**TASK DESCRIPTION**
The full set of records must be printed exactly as given.

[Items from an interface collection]
=-=-=

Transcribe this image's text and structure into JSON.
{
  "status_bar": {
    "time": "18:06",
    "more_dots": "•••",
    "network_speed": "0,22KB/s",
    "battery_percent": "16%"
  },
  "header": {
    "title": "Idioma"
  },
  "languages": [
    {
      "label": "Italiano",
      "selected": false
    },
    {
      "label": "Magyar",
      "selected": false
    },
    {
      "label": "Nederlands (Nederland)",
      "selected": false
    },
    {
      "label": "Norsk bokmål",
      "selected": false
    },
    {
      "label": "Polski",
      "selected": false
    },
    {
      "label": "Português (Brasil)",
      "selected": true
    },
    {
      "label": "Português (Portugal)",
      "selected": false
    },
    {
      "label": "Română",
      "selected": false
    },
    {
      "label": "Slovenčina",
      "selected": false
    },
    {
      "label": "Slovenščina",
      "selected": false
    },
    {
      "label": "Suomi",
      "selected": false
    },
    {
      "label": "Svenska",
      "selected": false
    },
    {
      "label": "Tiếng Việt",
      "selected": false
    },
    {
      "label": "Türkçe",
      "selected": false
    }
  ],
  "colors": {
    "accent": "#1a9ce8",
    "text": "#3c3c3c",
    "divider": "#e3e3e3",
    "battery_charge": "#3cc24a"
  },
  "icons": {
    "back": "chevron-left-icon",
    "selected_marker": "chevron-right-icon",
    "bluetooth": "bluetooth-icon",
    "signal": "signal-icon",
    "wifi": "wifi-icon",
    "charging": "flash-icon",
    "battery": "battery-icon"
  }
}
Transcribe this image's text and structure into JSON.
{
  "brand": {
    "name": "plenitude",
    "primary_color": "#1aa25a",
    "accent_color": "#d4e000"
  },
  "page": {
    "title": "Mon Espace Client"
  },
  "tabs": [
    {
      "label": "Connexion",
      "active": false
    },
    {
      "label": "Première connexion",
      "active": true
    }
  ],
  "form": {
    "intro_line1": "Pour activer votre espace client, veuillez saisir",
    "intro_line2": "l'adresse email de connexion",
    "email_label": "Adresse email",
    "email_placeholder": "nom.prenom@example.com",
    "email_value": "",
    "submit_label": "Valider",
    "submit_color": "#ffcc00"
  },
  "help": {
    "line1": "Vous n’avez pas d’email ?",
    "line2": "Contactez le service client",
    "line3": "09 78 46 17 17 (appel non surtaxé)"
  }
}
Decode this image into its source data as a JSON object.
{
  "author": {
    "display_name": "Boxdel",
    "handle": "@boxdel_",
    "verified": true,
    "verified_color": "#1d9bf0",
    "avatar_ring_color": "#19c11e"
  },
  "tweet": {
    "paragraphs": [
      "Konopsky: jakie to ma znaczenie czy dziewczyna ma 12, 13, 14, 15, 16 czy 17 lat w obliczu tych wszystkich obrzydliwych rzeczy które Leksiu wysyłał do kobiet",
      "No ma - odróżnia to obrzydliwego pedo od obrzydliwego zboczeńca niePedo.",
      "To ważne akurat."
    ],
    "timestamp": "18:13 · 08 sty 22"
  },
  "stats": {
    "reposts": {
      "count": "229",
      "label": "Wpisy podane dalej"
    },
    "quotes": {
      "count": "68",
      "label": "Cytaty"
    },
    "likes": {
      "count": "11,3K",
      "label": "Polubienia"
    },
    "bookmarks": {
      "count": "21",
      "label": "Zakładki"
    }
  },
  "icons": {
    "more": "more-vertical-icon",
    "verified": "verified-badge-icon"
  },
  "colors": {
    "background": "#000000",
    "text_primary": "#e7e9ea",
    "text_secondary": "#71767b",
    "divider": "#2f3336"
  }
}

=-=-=

**ANSWER TO THIS PROBLEM**
Transcribe this image's text and structure into JSON.
{
  "status_bar": {
    "time": "18:06",
    "more_dots": "•••",
    "network_speed": "0,22KB/s",
    "battery_percent": "16%"
  },
  "header": {
    "title": "Idioma"
  },
  "languages": [
    {
      "label": "Italiano",
      "selected": false
    },
    {
      "label": "Magyar",
      "selected": false
    },
    {
      "label": "Nederlands (Nederland)",
      "selected": false
    },
    {
      "label": "Norsk bokmål",
      "selected": false
    },
    {
      "label": "Polski",
      "selected": false
    },
    {
      "label": "Português (Brasil)",
      "selected": true
    },
    {
      "label": "Português (Portugal)",
      "selected": false
    },
    {
      "label": "Română",
      "selected": false
    },
    {
      "label": "Slovenčina",
      "selected": false
    },
    {
      "label": "Slovenščina",
      "selected": false
    },
    {
      "label": "Suomi",
      "selected": false
    },
    {
      "label": "Svenska",
      "selected": false
    },
    {
      "label": "Tiếng Việt",
      "selected": false
    },
    {
      "label": "Türkçe",
      "selected": false
    }
  ],
  "colors": {
    "accent": "#1a9ce8",
    "text": "#3c3c3c",
    "divider": "#e3e3e3",
    "battery_charge": "#3cc24a"
  },
  "icons": {
    "back": "chevron-left-icon",
    "selected_marker": "chevron-right-icon",
    "bluetooth": "bluetooth-icon",
    "signal": "signal-icon",
    "wifi": "wifi-icon",
    "charging": "flash-icon",
    "battery": "battery-icon"
  }
}
Transcribe this image's text and structure into JSON.
{
  "brand": {
    "name": "plenitude",
    "primary_color": "#1aa25a",
    "accent_color": "#d4e000"
  },
  "page": {
    "title": "Mon Espace Client"
  },
  "tabs": [
    {
      "label": "Connexion",
      "active": false
    },
    {
      "label": "Première connexion",
      "active": true
    }
  ],
  "form": {
    "intro_line1": "Pour activer votre espace client, veuillez saisir",
    "intro_line2": "l'adresse email de connexion",
    "email_label": "Adresse email",
    "email_placeholder": "nom.prenom@example.com",
    "email_value": "",
    "submit_label": "Valider",
    "submit_color": "#ffcc00"
  },
  "help": {
    "line1": "Vous n’avez pas d’email ?",
    "line2": "Contactez le service client",
    "line3": "09 78 46 17 17 (appel non surtaxé)"
  }
}
Decode this image into its source data as a JSON object.
{
  "author": {
    "display_name": "Boxdel",
    "handle": "@boxdel_",
    "verified": true,
    "verified_color": "#1d9bf0",
    "avatar_ring_color": "#19c11e"
  },
  "tweet": {
    "paragraphs": [
      "Konopsky: jakie to ma znaczenie czy dziewczyna ma 12, 13, 14, 15, 16 czy 17 lat w obliczu tych wszystkich obrzydliwych rzeczy które Leksiu wysyłał do kobiet",
      "No ma - odróżnia to obrzydliwego pedo od obrzydliwego zboczeńca niePedo.",
      "To ważne akurat."
    ],
    "timestamp": "18:13 · 08 sty 22"
  },
  "stats": {
    "reposts": {
      "count": "229",
      "label": "Wpisy podane dalej"
    },
    "quotes": {
      "count": "68",
      "label": "Cytaty"
    },
    "likes": {
      "count": "11,3K",
      "label": "Polubienia"
    },
    "bookmarks": {
      "count": "21",
      "label": "Zakładki"
    }
  },
  "icons": {
    "more": "more-vertical-icon",
    "verified": "verified-badge-icon"
  },
  "colors": {
    "background": "#000000",
    "text_primary": "#e7e9ea",
    "text_secondary": "#71767b",
    "divider": "#2f3336"
  }
}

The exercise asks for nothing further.